» PROVIDED MATERIAL
......
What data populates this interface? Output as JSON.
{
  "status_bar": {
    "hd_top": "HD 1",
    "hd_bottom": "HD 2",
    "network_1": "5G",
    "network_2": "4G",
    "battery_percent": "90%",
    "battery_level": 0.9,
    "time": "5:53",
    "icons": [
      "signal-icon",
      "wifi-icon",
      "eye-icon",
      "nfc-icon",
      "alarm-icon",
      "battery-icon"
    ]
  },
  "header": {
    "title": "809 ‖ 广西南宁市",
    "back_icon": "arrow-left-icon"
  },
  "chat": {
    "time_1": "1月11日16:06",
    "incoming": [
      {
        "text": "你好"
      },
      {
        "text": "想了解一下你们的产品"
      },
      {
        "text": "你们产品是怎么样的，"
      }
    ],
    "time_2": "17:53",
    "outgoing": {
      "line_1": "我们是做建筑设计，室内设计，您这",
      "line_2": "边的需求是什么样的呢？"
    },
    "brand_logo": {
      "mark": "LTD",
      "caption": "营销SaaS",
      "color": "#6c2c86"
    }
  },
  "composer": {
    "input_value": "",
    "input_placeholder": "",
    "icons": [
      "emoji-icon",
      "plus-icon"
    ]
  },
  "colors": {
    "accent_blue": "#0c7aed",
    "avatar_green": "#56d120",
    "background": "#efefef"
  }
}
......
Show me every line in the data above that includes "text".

        "text": "你好"
        "text": "想了解一下你们的产品"
        "text": "你们产品是怎么样的，"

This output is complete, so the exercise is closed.